(Production workers receive 3 weeks' vacation after 10 years and a fourth week after 25 years.)
Agreements for production workers similar to those negotiated earlier by the union and 11 major steel companies were also negotiated by the Steelworkers with several smaller companies
Other Manufacturing and Mining. Kaman Aircraft Corp. on April 30 increased wages and fringe benefits for its 4,600 hourly and salaried employees at plants in Connecticut. Wages were raised 3 percent, the 3-cent cost-of-living allowance was incorporated into wage rates, and hospitalization insurance benefits were increased one-third at no additional cost to employees.
Also in Connecticut, the United Aircraft Corp. in April negotiated 2-year contracts with the International Association of Machinists and the United Automobile Workers providing wage increases ranging from 6 to 11 cents an hour for about 8,400 workers.
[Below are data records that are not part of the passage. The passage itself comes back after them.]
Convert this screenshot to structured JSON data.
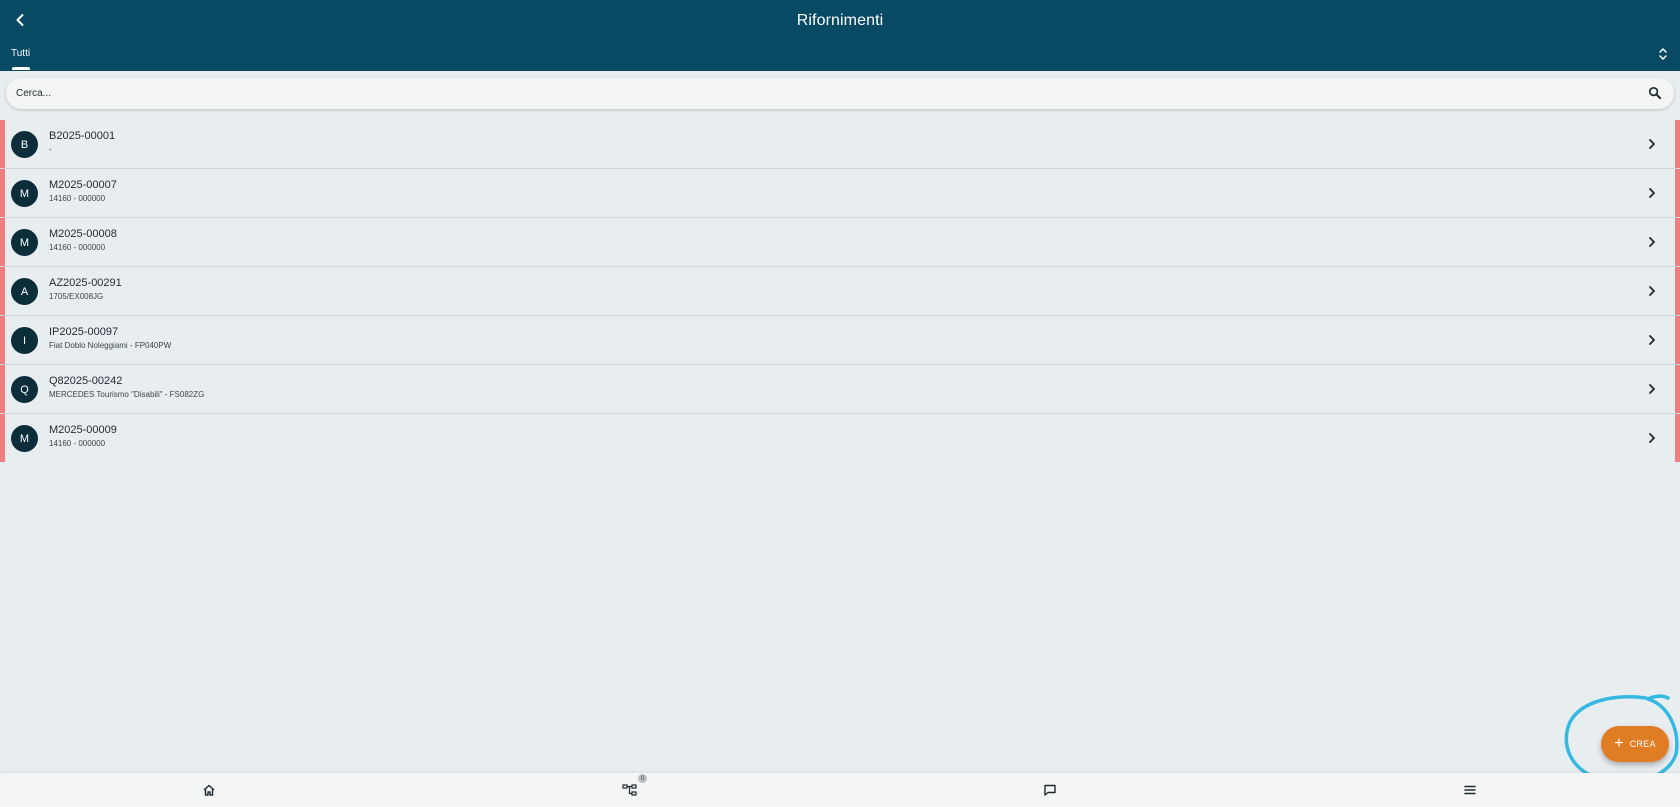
{
  "header": {
    "title": "Rifornimenti",
    "tabs": [
      {
        "label": "Tutti",
        "active": true
      }
    ],
    "color": "#084a63"
  },
  "search": {
    "placeholder": "Cerca...",
    "value": ""
  },
  "list": {
    "accent_color": "#ef7f7f",
    "items": [
      {
        "initial": "B",
        "title": "B2025-00001",
        "subtitle": "-"
      },
      {
        "initial": "M",
        "title": "M2025-00007",
        "subtitle": "14160 - 000000"
      },
      {
        "initial": "M",
        "title": "M2025-00008",
        "subtitle": "14160 - 000000"
      },
      {
        "initial": "A",
        "title": "AZ2025-00291",
        "subtitle": "1705/EX008JG"
      },
      {
        "initial": "I",
        "title": "IP2025-00097",
        "subtitle": "Fiat Doblo Noleggiami - FP040PW"
      },
      {
        "initial": "Q",
        "title": "Q82025-00242",
        "subtitle": "MERCEDES Tourismo \"Disabili\" - FS082ZG"
      },
      {
        "initial": "M",
        "title": "M2025-00009",
        "subtitle": "14160 - 000000"
      }
    ]
  },
  "fab": {
    "icon": "plus-icon",
    "label": "CREA",
    "color": "#e07c24"
  },
  "bottom_nav": {
    "items": [
      {
        "icon": "home-icon"
      },
      {
        "icon": "sitemap-icon",
        "badge": "0"
      },
      {
        "icon": "chat-icon"
      },
      {
        "icon": "menu-icon"
      }
    ]
  }
}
The settlement with the Machinists, affecting about 4,400 workers at the Hamilton Standard Division in Windsor Locks and Broad Brook, included provision for a wage reopener next year. Other contract provisions were continued essentially without change, according to the union's district business agent.
See Monthly Labor Raiew, May 1962, pp. 552-554